Having held grudges against each other over land ownership through two generations, the Gradwitzes and the Znaeyms have longstanding animosities. But, when a life-and-death crisis holds them hostage one evening in the controversial woods, they reconsider the value of their hatred, and Ulrich von Gradwitz offers his neighbor friendship.
Having come around the trunk of a huge beech tree as he seeks his enemy, Ulrich comes face-to-face with his mortal enemy, Georg Znaeym. However, their civilized natures cause them to hesitate momentarily from firing their rifles, and in that split second, the mammoth tree is struck by lightning and crashes to the ground. Now, the enemies find themselves "pinned beneath the fallen mass."

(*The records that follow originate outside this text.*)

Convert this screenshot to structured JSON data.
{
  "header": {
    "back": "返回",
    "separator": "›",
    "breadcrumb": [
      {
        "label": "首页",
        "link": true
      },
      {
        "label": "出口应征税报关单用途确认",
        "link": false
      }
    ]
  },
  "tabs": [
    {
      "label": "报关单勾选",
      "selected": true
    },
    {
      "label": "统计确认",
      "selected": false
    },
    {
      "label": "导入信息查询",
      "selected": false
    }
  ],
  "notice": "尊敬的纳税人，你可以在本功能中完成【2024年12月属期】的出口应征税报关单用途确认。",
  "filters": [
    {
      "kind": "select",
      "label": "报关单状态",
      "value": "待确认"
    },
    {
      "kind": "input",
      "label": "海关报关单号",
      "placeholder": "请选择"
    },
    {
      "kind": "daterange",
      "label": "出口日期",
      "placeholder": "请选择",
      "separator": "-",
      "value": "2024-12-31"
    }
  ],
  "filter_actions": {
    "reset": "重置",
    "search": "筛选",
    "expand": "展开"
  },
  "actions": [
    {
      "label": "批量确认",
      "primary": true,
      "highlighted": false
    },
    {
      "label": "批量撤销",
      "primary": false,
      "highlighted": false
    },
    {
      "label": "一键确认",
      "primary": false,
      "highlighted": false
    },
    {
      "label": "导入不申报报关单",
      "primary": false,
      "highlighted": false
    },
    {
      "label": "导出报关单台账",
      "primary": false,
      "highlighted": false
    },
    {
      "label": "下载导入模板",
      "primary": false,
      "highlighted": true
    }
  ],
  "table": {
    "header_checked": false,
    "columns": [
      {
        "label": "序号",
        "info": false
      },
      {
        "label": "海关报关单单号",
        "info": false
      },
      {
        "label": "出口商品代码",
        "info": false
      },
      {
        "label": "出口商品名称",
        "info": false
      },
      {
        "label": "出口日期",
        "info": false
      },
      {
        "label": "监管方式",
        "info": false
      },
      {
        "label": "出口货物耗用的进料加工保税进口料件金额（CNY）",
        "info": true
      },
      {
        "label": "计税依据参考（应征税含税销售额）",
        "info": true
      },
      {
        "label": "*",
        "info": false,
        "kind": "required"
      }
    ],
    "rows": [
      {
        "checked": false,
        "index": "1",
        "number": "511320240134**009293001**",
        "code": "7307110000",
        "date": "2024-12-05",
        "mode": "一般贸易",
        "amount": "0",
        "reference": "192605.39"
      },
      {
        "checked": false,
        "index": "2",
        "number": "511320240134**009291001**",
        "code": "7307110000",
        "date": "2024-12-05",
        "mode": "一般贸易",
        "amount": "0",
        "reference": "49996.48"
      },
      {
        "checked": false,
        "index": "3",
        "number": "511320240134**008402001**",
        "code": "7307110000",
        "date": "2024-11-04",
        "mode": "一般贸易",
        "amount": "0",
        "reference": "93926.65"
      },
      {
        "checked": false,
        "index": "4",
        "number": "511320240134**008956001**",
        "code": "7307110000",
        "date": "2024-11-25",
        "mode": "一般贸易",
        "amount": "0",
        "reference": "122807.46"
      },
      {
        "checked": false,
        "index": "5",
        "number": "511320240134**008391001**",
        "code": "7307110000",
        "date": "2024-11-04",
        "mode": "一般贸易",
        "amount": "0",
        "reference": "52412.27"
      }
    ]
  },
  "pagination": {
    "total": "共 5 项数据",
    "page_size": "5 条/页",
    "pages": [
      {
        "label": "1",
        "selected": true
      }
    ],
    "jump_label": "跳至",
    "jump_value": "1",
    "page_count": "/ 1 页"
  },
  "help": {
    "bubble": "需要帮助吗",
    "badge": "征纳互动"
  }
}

It is at this point that the two men ponder their existential positions. Faced with the possibility of dying alongside his enemy, Ulrich perceives his hatred in relation to the dire conditions in which he now exists. "...Ulrich was feeling the old fierce hatred...dying down." He speaks to Znaeym, calling him "neighbor." Ulrich explains that he has changed his mind and feels that it has been ridiculous to have had a feud over "this stupid strip of forest." Therefore, he asks Georg to help him bury their feud, and he asks Znaeym, "I--I will ask you to be my friend."
Silent for a time, Georg Znaeym considers the proposal of friendship from Ulrich von Gradwitz. Then, he agrees, wryly remarking on how the whole region "would stare and gabble" if they ride into the market square together. Finally, he says, "Ulrich von Gradwitz, I will be your friend."
Clearly, faced with imminent death, the two foes reassess what should be valued and what should not: life being the most important thing, and secondly the value of friendship. Grudges are negative factors and, so are worthless; they should be discarded. These reasons are why the two men end their feud.